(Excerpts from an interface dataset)
——————————
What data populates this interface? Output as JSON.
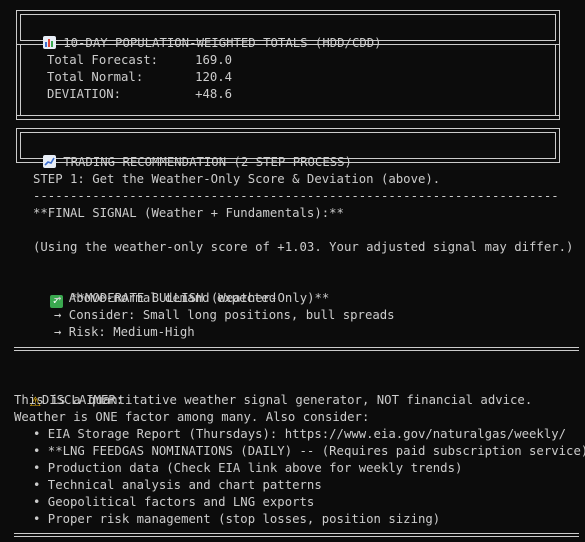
{
  "colors": {
    "background": "#0c0c0c",
    "text": "#cccccc",
    "check_green": "#3aa84f",
    "warning_yellow": "#f2b90f"
  },
  "section1": {
    "icon": "bar-chart-icon",
    "title": "10-DAY POPULATION-WEIGHTED TOTALS (HDD/CDD)",
    "rows": [
      "Total Forecast:     169.0",
      "Total Normal:       120.4",
      "DEVIATION:          +48.6"
    ]
  },
  "section2": {
    "icon": "trending-up-chart-icon",
    "title": "TRADING RECOMMENDATION (2-STEP PROCESS)",
    "step1": "STEP 1: Get the Weather-Only Score & Deviation (above).",
    "dash_rule": "-----------------------------------------------------------------------",
    "final_signal": "**FINAL SIGNAL (Weather + Fundamentals):**",
    "note": "(Using the weather-only score of +1.03. Your adjusted signal may differ.)",
    "signal_icon": "check-mark-icon",
    "signal": "**MODERATE BULLISH (Weather-Only)**",
    "bullets": [
      "→ Above-normal demand expected",
      "→ Consider: Small long positions, bull spreads",
      "→ Risk: Medium-High"
    ]
  },
  "disclaimer": {
    "icon": "warning-icon",
    "title": "DISCLAIMER:",
    "lines": [
      "This is a quantitative weather signal generator, NOT financial advice.",
      "Weather is ONE factor among many. Also consider:"
    ],
    "items": [
      "• EIA Storage Report (Thursdays): https://www.eia.gov/naturalgas/weekly/",
      "• **LNG FEEDGAS NOMINATIONS (DAILY) -- (Requires paid subscription service)**",
      "• Production data (Check EIA link above for weekly trends)",
      "• Technical analysis and chart patterns",
      "• Geopolitical factors and LNG exports",
      "• Proper risk management (stop losses, position sizing)"
    ]
  }
}
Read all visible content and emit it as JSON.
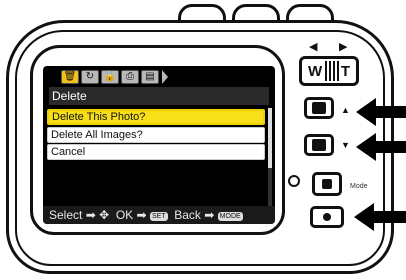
{
  "screen": {
    "tabs": [
      {
        "icon": "trash-icon",
        "glyph": "🗑",
        "active": true
      },
      {
        "icon": "rotate-icon",
        "glyph": "↻",
        "active": false
      },
      {
        "icon": "lock-icon",
        "glyph": "🔒",
        "active": false
      },
      {
        "icon": "print-icon",
        "glyph": "⎙",
        "active": false
      },
      {
        "icon": "slideshow-icon",
        "glyph": "▤",
        "active": false
      }
    ],
    "menu_title": "Delete",
    "items": [
      {
        "label": "Delete This Photo?",
        "selected": true
      },
      {
        "label": "Delete All Images?",
        "selected": false
      },
      {
        "label": "Cancel",
        "selected": false
      }
    ],
    "hint": {
      "select": "Select",
      "select_arrow": "➡",
      "ok": "OK",
      "ok_arrow": "➡",
      "set_btn": "SET",
      "back": "Back",
      "back_arrow": "➡",
      "mode_btn": "MODE"
    }
  },
  "controls": {
    "zoom_w": "W",
    "zoom_t": "T",
    "zoom_left_arrow": "◀",
    "zoom_right_arrow": "▶",
    "up_triangle": "▲",
    "down_triangle": "▼",
    "mode_label": "Mode"
  },
  "colors": {
    "selected_item": "#f7e01a",
    "active_tab": "#f2c21b",
    "screen_bg": "#000000"
  }
}
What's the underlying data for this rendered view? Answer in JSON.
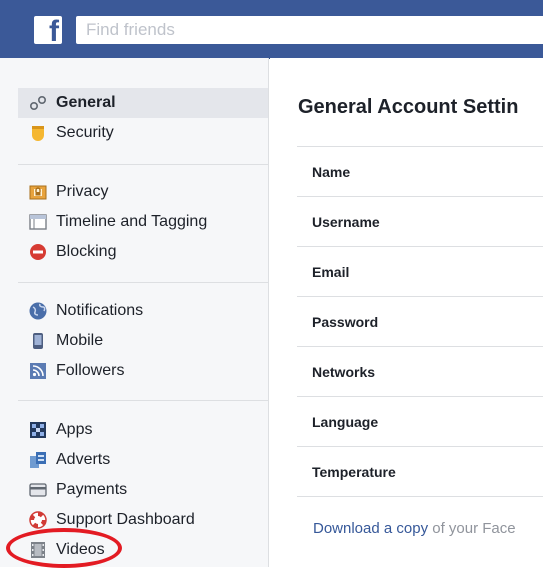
{
  "topbar": {
    "logo_letter": "f",
    "search_placeholder": "Find friends"
  },
  "sidebar": {
    "sections": [
      [
        {
          "label": "General",
          "icon": "gears-icon",
          "active": true
        },
        {
          "label": "Security",
          "icon": "badge-icon"
        }
      ],
      [
        {
          "label": "Privacy",
          "icon": "lock-icon"
        },
        {
          "label": "Timeline and Tagging",
          "icon": "timeline-icon"
        },
        {
          "label": "Blocking",
          "icon": "blocking-icon"
        }
      ],
      [
        {
          "label": "Notifications",
          "icon": "globe-icon"
        },
        {
          "label": "Mobile",
          "icon": "mobile-icon"
        },
        {
          "label": "Followers",
          "icon": "rss-icon"
        }
      ],
      [
        {
          "label": "Apps",
          "icon": "apps-icon"
        },
        {
          "label": "Adverts",
          "icon": "adverts-icon"
        },
        {
          "label": "Payments",
          "icon": "credit-card-icon"
        },
        {
          "label": "Support Dashboard",
          "icon": "lifebuoy-icon"
        },
        {
          "label": "Videos",
          "icon": "film-icon"
        }
      ]
    ]
  },
  "main": {
    "title": "General Account Settin",
    "settings": [
      "Name",
      "Username",
      "Email",
      "Password",
      "Networks",
      "Language",
      "Temperature"
    ],
    "download_link": "Download a copy",
    "download_suffix": " of your Face"
  }
}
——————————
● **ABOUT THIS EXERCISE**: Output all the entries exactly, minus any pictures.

● **SOLUTION TO THE PROBLEM**:
What data populates this interface? Output as JSON.
{
  "colors": {
    "background": "#0c0c0c",
    "text": "#cccccc",
    "check_green": "#3aa84f",
    "warning_yellow": "#f2b90f"
  },
  "section1": {
    "icon": "bar-chart-icon",
    "title": "10-DAY POPULATION-WEIGHTED TOTALS (HDD/CDD)",
    "rows": [
      "Total Forecast:     169.0",
      "Total Normal:       120.4",
      "DEVIATION:          +48.6"
    ]
  },
  "section2": {
    "icon": "trending-up-chart-icon",
    "title": "TRADING RECOMMENDATION (2-STEP PROCESS)",
    "step1": "STEP 1: Get the Weather-Only Score & Deviation (above).",
    "dash_rule": "-----------------------------------------------------------------------",
    "final_signal": "**FINAL SIGNAL (Weather + Fundamentals):**",
    "note": "(Using the weather-only score of +1.03. Your adjusted signal may differ.)",
    "signal_icon": "check-mark-icon",
    "signal": "**MODERATE BULLISH (Weather-Only)**",
    "bullets": [
      "→ Above-normal demand expected",
      "→ Consider: Small long positions, bull spreads",
      "→ Risk: Medium-High"
    ]
  },
  "disclaimer": {
    "icon": "warning-icon",
    "title": "DISCLAIMER:",
    "lines": [
      "This is a quantitative weather signal generator, NOT financial advice.",
      "Weather is ONE factor among many. Also consider:"
    ],
    "items": [
      "• EIA Storage Report (Thursdays): https://www.eia.gov/naturalgas/weekly/",
      "• **LNG FEEDGAS NOMINATIONS (DAILY) -- (Requires paid subscription service)**",
      "• Production data (Check EIA link above for weekly trends)",
      "• Technical analysis and chart patterns",
      "• Geopolitical factors and LNG exports",
      "• Proper risk management (stop losses, position sizing)"
    ]
  }
}
Read all visible content and emit it as JSON.
{
  "screen": {
    "tabs": [
      {
        "icon": "trash-icon",
        "glyph": "🗑",
        "active": true
      },
      {
        "icon": "rotate-icon",
        "glyph": "↻",
        "active": false
      },
      {
        "icon": "lock-icon",
        "glyph": "🔒",
        "active": false
      },
      {
        "icon": "print-icon",
        "glyph": "⎙",
        "active": false
      },
      {
        "icon": "slideshow-icon",
        "glyph": "▤",
        "active": false
      }
    ],
    "menu_title": "Delete",
    "items": [
      {
        "label": "Delete This Photo?",
        "selected": true
      },
      {
        "label": "Delete All Images?",
        "selected": false
      },
      {
        "label": "Cancel",
        "selected": false
      }
    ],
    "hint": {
      "select": "Select",
      "select_arrow": "➡",
      "ok": "OK",
      "ok_arrow": "➡",
      "set_btn": "SET",
      "back": "Back",
      "back_arrow": "➡",
      "mode_btn": "MODE"
    }
  },
  "controls": {
    "zoom_w": "W",
    "zoom_t": "T",
    "zoom_left_arrow": "◀",
    "zoom_right_arrow": "▶",
    "up_triangle": "▲",
    "down_triangle": "▼",
    "mode_label": "Mode"
  },
  "colors": {
    "selected_item": "#f7e01a",
    "active_tab": "#f2c21b",
    "screen_bg": "#000000"
  }
}
What's the underlying data for this rendered view? Answer in JSON.
{
  "topbar": {
    "logo_letter": "f",
    "search_placeholder": "Find friends"
  },
  "sidebar": {
    "sections": [
      [
        {
          "label": "General",
          "icon": "gears-icon",
          "active": true
        },
        {
          "label": "Security",
          "icon": "badge-icon"
        }
      ],
      [
        {
          "label": "Privacy",
          "icon": "lock-icon"
        },
        {
          "label": "Timeline and Tagging",
          "icon": "timeline-icon"
        },
        {
          "label": "Blocking",
          "icon": "blocking-icon"
        }
      ],
      [
        {
          "label": "Notifications",
          "icon": "globe-icon"
        },
        {
          "label": "Mobile",
          "icon": "mobile-icon"
        },
        {
          "label": "Followers",
          "icon": "rss-icon"
        }
      ],
      [
        {
          "label": "Apps",
          "icon": "apps-icon"
        },
        {
          "label": "Adverts",
          "icon": "adverts-icon"
        },
        {
          "label": "Payments",
          "icon": "credit-card-icon"
        },
        {
          "label": "Support Dashboard",
          "icon": "lifebuoy-icon"
        },
        {
          "label": "Videos",
          "icon": "film-icon"
        }
      ]
    ]
  },
  "main": {
    "title": "General Account Settin",
    "settings": [
      "Name",
      "Username",
      "Email",
      "Password",
      "Networks",
      "Language",
      "Temperature"
    ],
    "download_link": "Download a copy",
    "download_suffix": " of your Face"
  }
}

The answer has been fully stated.